Caught this headline while checking my news feeds this morning and saw the stats. The figures are alarmingly high given the lessons/changes post 2008:
CEO Pay in 2012 Was Extraordinarily High Relative to Typical Workers and Other High Earners | Economic Policy Institute.
The graphs are interactive, so you can click and slide your mouse over until the stats shock you.
Lessons learned? None.
Boogle’s back and this time he wants to show off a few more features that would not be commonly associated with Excel, namely Tools panel, Annotations and Task Lists.
Excel as a Wireframing Tool
Patterned against: Adobe Photoshop and Illustrator, Balsamiq
I’ve tried to include a couple of features here including:
- inserting the shapes panel (insert > shapes) which presents all the shapes one can drag and drop to create the wireframes (this also allows you access to insert photos, audio, moves, clip art and symbols)
- inserting shapes from Picol (and feel free to use your own website of free shapes)
- creating a grid-like background (similar to rules, guides and grids in Adobe tools)
A work colleague was about to build an application the other day and asked me for my opinion on what tools would suit him best. By way of background, my work colleague is a developer and he wanted to build an application which might need to store large amounts of data.
My immediate response? Excel.
I know there are a lot of other available wireframe tools out there today but the criteria here was quick, free and easy. No ramp-up time to learn the application here, in fact it’s more just training your brain to use it other than a spreadsheet. No need to look for a free tool out there in the web when it comes with our basic MS Office Suite.
And you can even make Excel jump between pages as I’m about to demonstrate.
Let’s check it out using Google as our model site. Continue reading
Looks kinda neat but the pure magic here is in its interactive behaviour: click any element on that chart and watch the other graphs transition in a clean animated manner. CSS transitions, eat your heart out! Continue reading
Something funny has been happening recently: I’ve noticed a whole group of recruitment agencies report job market movements.
This never used to be the case you see; if you wanted an update, you would have to ask a recruitment agent directly. And even when you do ask, the information is usually off-the-cuff, reactive and unprepared. Recruitment agencies now are starting to collate information and report on it in a more structured way – which is fantastic mind you as I would rather be informed than not (I am guessing that most of you feel the same way). Continue reading
A reblog of sorts with the original posted here.
But here’s a view of my parallax cv anyway:
Click the image above should redirect you to the site. In a way this continues on from my prior post on CV’s.

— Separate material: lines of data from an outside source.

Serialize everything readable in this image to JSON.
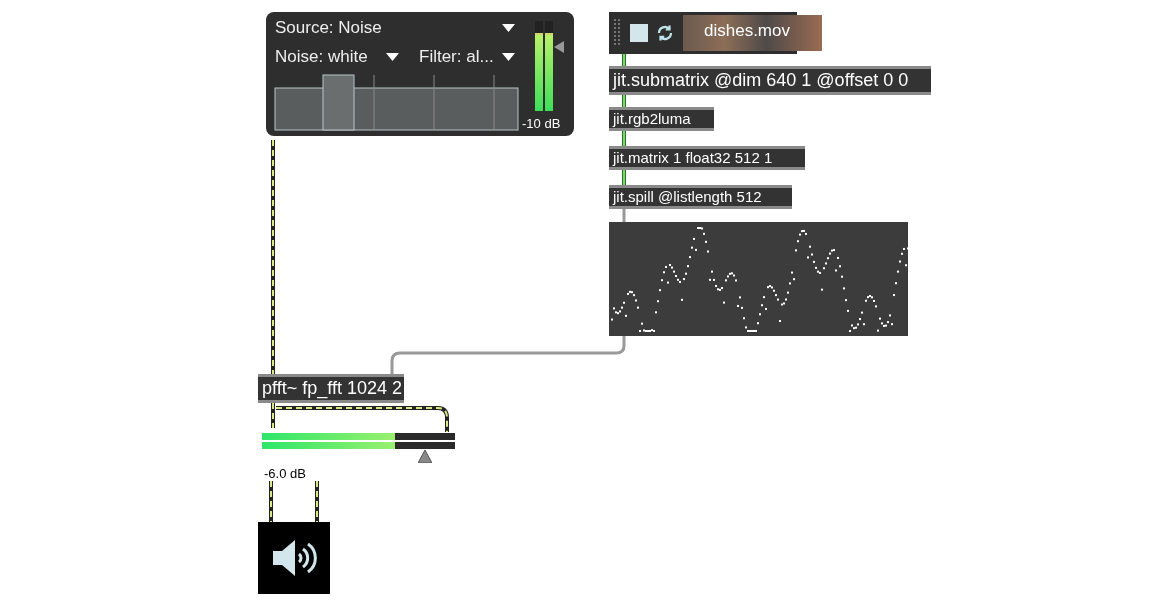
{
  "noise_panel": {
    "source": "Source: Noise",
    "noise": "Noise: white",
    "filter": "Filter: al...",
    "meter": {
      "level": 0.85,
      "reading": "-10 dB"
    }
  },
  "movie_player": {
    "filename": "dishes.mov"
  },
  "objects": [
    {
      "text": "jit.submatrix @dim 640 1 @offset 0 0",
      "kind": "large"
    },
    {
      "text": "jit.rgb2luma",
      "kind": "small"
    },
    {
      "text": "jit.matrix 1 float32 512 1",
      "kind": "small"
    },
    {
      "text": "jit.spill @listlength 512",
      "kind": "small"
    },
    {
      "text": "pfft~ fp_fft 1024 2",
      "kind": "large"
    }
  ],
  "gain_slider": {
    "level": 0.69,
    "reading": "-6.0 dB"
  }
}
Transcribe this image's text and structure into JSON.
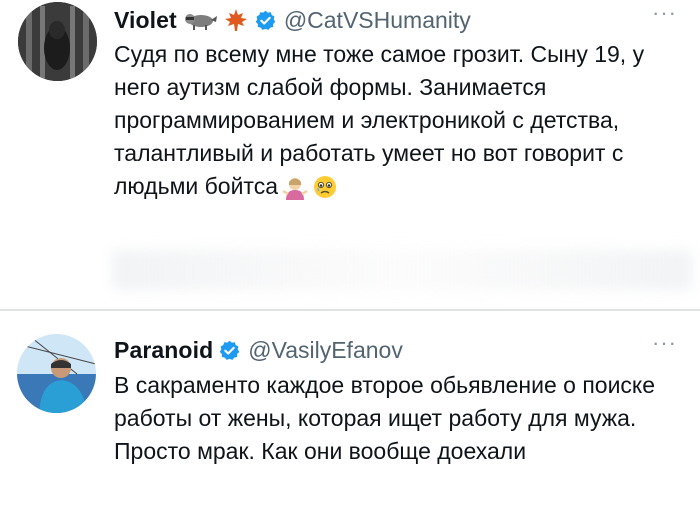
{
  "tweets": [
    {
      "display_name": "Violet",
      "handle": "@CatVSHumanity",
      "verified": true,
      "name_emojis": [
        "raccoon-emoji",
        "maple-leaf-emoji"
      ],
      "text": "Судя по всему мне тоже самое грозит. Сыну 19, у него аутизм слабой формы. Занимается программированием и электроникой с детства, талантливый и работать умеет но вот говорит с людьми бойтса",
      "trailing_emojis": [
        "person-shrugging-emoji",
        "face-holding-back-tears-emoji"
      ],
      "more_label": "···"
    },
    {
      "display_name": "Paranoid",
      "handle": "@VasilyEfanov",
      "verified": true,
      "text": "В сакраменто каждое второе обьявление о поиске работы от жены, которая ищет работу для мужа. Просто мрак. Как они вообще доехали",
      "more_label": "···"
    }
  ],
  "colors": {
    "text": "#0f1419",
    "secondary": "#536471",
    "verified_badge": "#1d9bf0",
    "divider": "#dfe3e6"
  }
}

An opportunity to sit in on a Matt Mullenweg talk only comes once in a blue moon. And as Matt reminded us during the Sydney WordPress meetup held at the Australian Technology Park last night, it only comes once every 6 years – he last came in 2008 and stated that he might come back in 2020 (insert grain of salt here).
So when the meetup was announced to sit in on this unique opportunity, I jumped straight at it.
The Australian Technology Park
This was my first evening event at the ATP and for those who are not familiar with the park, this used to be the old depot for Sydney passenger trains.
Inside rail yard
There’s a heavy focus on technology and other creatives in the grounds, so the setting was just right to host a WordPress meetup with Matt. Continue reading